Hopwood felt well prepared for law school by his Bellevue University education as well as the hard work he had put in while behind bars.

“Many of the things that we covered the first year at law school were things that we had covered at Bellevue,” he said. “My experience with law school is so different from anybody else. I mean I had ten years of being a practicing lawyer in prison that prepared me for law school and so I knew a lot more coming in.”

Shon HopwoodHopwood is on the other side of the table this fall teaching students the ins and outs of law. In addition to his teaching duties, Hopwood will be working on criminal justice reform issues.

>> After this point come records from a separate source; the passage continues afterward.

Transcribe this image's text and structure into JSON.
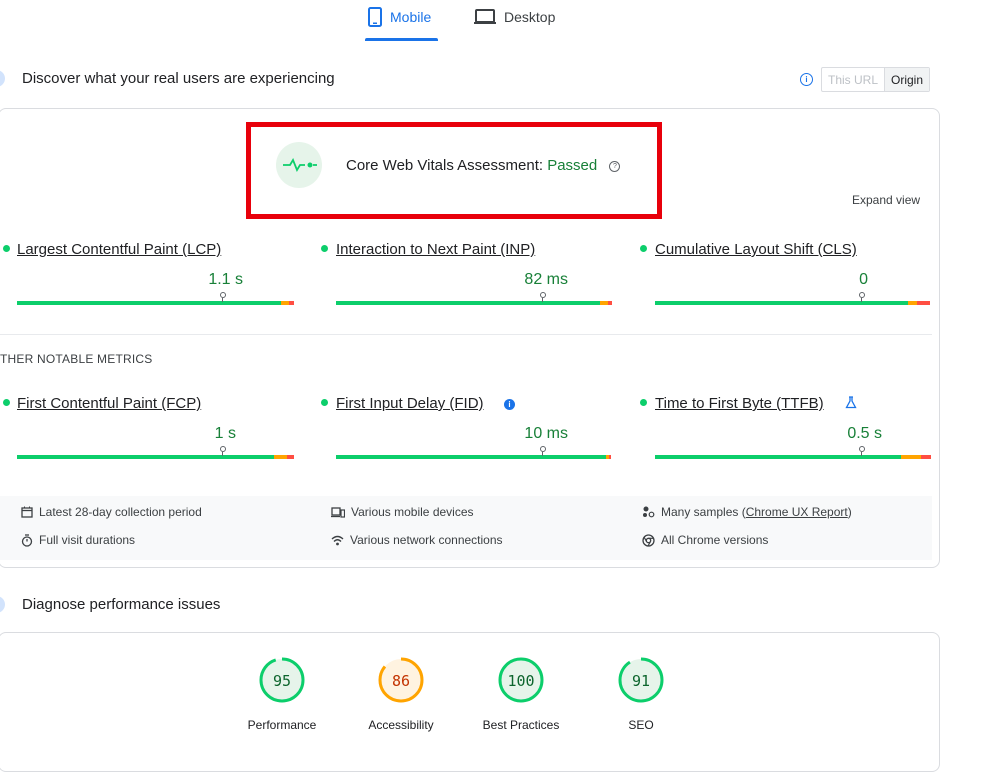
{
  "tabs": {
    "mobile": "Mobile",
    "desktop": "Desktop"
  },
  "field": {
    "title": "Discover what your real users are experiencing",
    "toggle": {
      "this_url": "This URL",
      "origin": "Origin"
    },
    "assessment_label": "Core Web Vitals Assessment:",
    "assessment_status": "Passed",
    "expand": "Expand view"
  },
  "core_metrics": [
    {
      "name": "Largest Contentful Paint (LCP)",
      "value": "1.1 s"
    },
    {
      "name": "Interaction to Next Paint (INP)",
      "value": "82 ms"
    },
    {
      "name": "Cumulative Layout Shift (CLS)",
      "value": "0"
    }
  ],
  "other_title": "THER NOTABLE METRICS",
  "other_metrics": [
    {
      "name": "First Contentful Paint (FCP)",
      "value": "1 s"
    },
    {
      "name": "First Input Delay (FID)",
      "value": "10 ms"
    },
    {
      "name": "Time to First Byte (TTFB)",
      "value": "0.5 s"
    }
  ],
  "footer": {
    "period": "Latest 28-day collection period",
    "durations": "Full visit durations",
    "devices": "Various mobile devices",
    "network": "Various network connections",
    "samples_prefix": "Many samples (",
    "samples_link": "Chrome UX Report",
    "samples_suffix": ")",
    "chrome": "All Chrome versions"
  },
  "diagnose": {
    "title": "Diagnose performance issues"
  },
  "scores": [
    {
      "label": "Performance",
      "value": "95",
      "score": 95,
      "color": "#0cce6b",
      "bg": "#e6f4ea",
      "text": "#0d652d"
    },
    {
      "label": "Accessibility",
      "value": "86",
      "score": 86,
      "color": "#ffa400",
      "bg": "#fff3e0",
      "text": "#c33300"
    },
    {
      "label": "Best Practices",
      "value": "100",
      "score": 100,
      "color": "#0cce6b",
      "bg": "#e6f4ea",
      "text": "#0d652d"
    },
    {
      "label": "SEO",
      "value": "91",
      "score": 91,
      "color": "#0cce6b",
      "bg": "#e6f4ea",
      "text": "#0d652d"
    }
  ],
  "colors": {
    "accent": "#1a73e8",
    "good": "#0cce6b",
    "average": "#ffa400",
    "poor": "#ff4e42",
    "highlight": "#e8000b"
  }
}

“I’ve been on Capitol Hill a few times to talk to lawmakers up there about the criminal justice system, he said. “Part of the problem is the punishment never really ends even when someone walks out of prison. In fact, sometimes, the punishment can be worse once people are out. No one will rent them a place to live and no one will hire them. I'm working on papers specifically about people with serious misdemeanor convictions, felony convictions, or sobriety issues that have gone to law school and having to go through the various character and fitness tests.”

It was actually a historic day when Hopwood was hired at Georgetown. He came on board the same day as the new basketball coach, Patrick Ewing. One could get into a healthy debate about who is the better rebounder between Ewing and Hopwood.

Going forward, Hopwood hopes to be the best teacher he can be.

“I want to be a good a good scholar and a good teacher and to have an impact on criminal justice reform,” he said. “The best thing about working at Georgetown is if I have an issue either in litigation or my policy work there is an expert in just about every legal specialty you can think of here. I work with some incredibly talented people.”